“Lupin the Interred”/”Lupin Dies Twice”: This episode, in which it appears Lupin dies, is so exciting—and so touching, aliyopewa Jigen’s, Goemon’s, and even Zenigata’s reaction to the news—that following episodes seem a little lame in comparison.
“Zenigata Getcha Into My Life”/”The Woman the Old Man Fell in upendo With”: Zenigata actually gets a girlfriend!
“Dark Charade”/”Do wewe Know Shakespeare?”: Tough guy Jigen shows his soft side again when he comes to the aid of an old girlfriend who has become a nun in Africa.
Free! – Iwatobi Swim Club: I was sold on this series before I saw even one sekunde of it. A swim club? Wet, bare-chested bishonen? Sign me up! And the series delivered this shabiki service episode after episode. Hooray! Although I must say, the boys don’t look too different wet than they do dry. And for those of wewe worried about all my sexist ogling, at least the snug swimsuits weren’t drawn in such a way as to reveal the boys’ genitalia.

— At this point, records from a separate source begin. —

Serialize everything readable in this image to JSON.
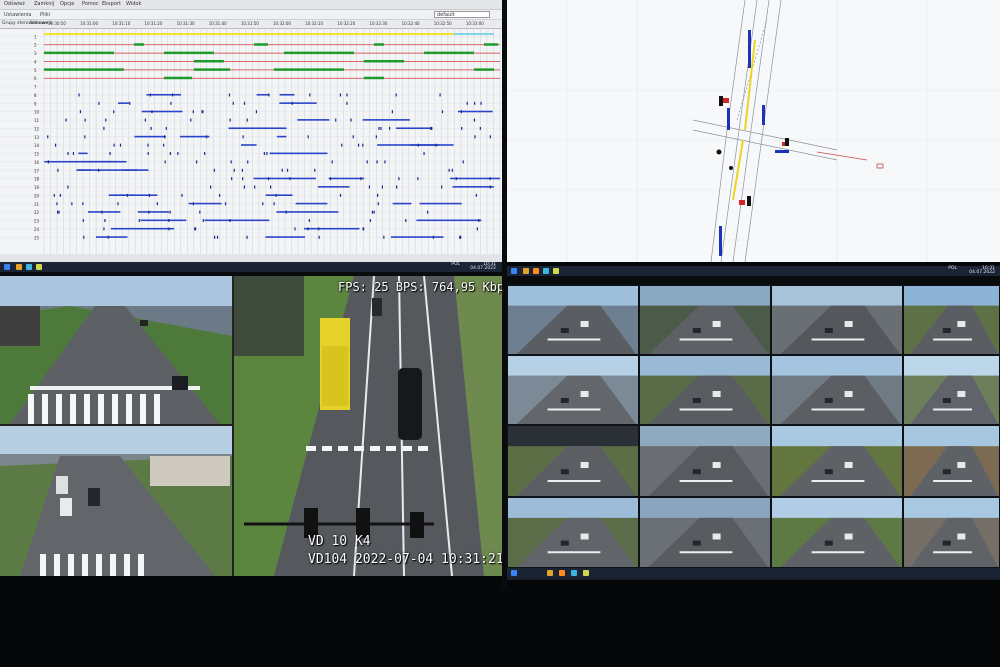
{
  "timeline": {
    "toolbar_items": [
      "Odśwież",
      "Zamknij",
      "Opcje",
      "Pomoc",
      "Eksport",
      "Widok"
    ],
    "menu_items": [
      "Ustawienia",
      "Pliki"
    ],
    "search_value": "default",
    "columns": [
      "Grupy sterownikowe",
      "Sterownik"
    ],
    "time_ticks": [
      "10:30:50",
      "10:31:00",
      "10:31:10",
      "10:31:20",
      "10:31:30",
      "10:31:40",
      "10:31:50",
      "10:32:00",
      "10:32:10",
      "10:32:20",
      "10:32:30",
      "10:32:40",
      "10:32:50",
      "10:33:00"
    ],
    "row_labels": [
      "1",
      "2",
      "3",
      "4",
      "5",
      "6",
      "7",
      "8",
      "9",
      "10",
      "11",
      "12",
      "13",
      "14",
      "15",
      "16",
      "17",
      "18",
      "19",
      "20",
      "21",
      "22",
      "23",
      "24",
      "25"
    ]
  },
  "taskbar_left": {
    "lang": "POL",
    "time": "10:31",
    "date": "04.07.2022"
  },
  "taskbar_right": {
    "lang": "POL",
    "time": "10:31",
    "date": "04.07.2022"
  },
  "camera_main": {
    "fps_text": "FPS: 25 BPS: 764,95 Kbps",
    "cam_name": "VD 10 K4",
    "timestamp": "VD104 2022-07-04 10:31:21"
  },
  "colors": {
    "yellow_bar": "#f1e22b",
    "green_bar": "#1f9a2a",
    "red_line": "#d4353b",
    "blue_bar": "#2a44c8",
    "taskbar": "#1a2434"
  }
}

There’s actually a plot here. In grade school, four boys with “girlish” names—Haruka, Makoto, Nagisa, and Rin, win a relay race. Then Rin announces he’s moving Down Under. A few years later, the three boys left behind run into Rin, who is back from Australia, going to another school, and for some reason distant and cold. The three boys decide to form a swim club at their new school, Iwatobi High. They need a fourth boy. Nagisa recruits Rei, who becomes their friend and even gets involved in the Rin issue. The boys train for a tournament, all the while wondering if Rin, also competing for his academy, is ever going to be nice to them again.
There is no romance here, just bromance. And in buddy stories like these, this is the way I prefer it. upendo interests only get in the way. There are girl characters, though, like Gou, Rin’s sister who attends Iwatobi, and manages the swim team. She enjoys gawking at the guys as much as I do, but it’s unknown if she’s in upendo with any of them.
Haruka is the main character. He loves to swim just for the upendo of it. He is somewhat withdrawn. Makoto is the team captain and perhaps the most level-headed of the bunch. Nagisa is the optimistic, perky little one. You’ve seen his kind in other anime. Rei is into sports for their beauty, yet he does mathematical calculations before each move. Oh, and at first, he can’t even swim! Nagisa recruited him for his girlish name, not for his ability!
So, it’s true, this series has something to offer even if you’re not there just to watch half-naked boys.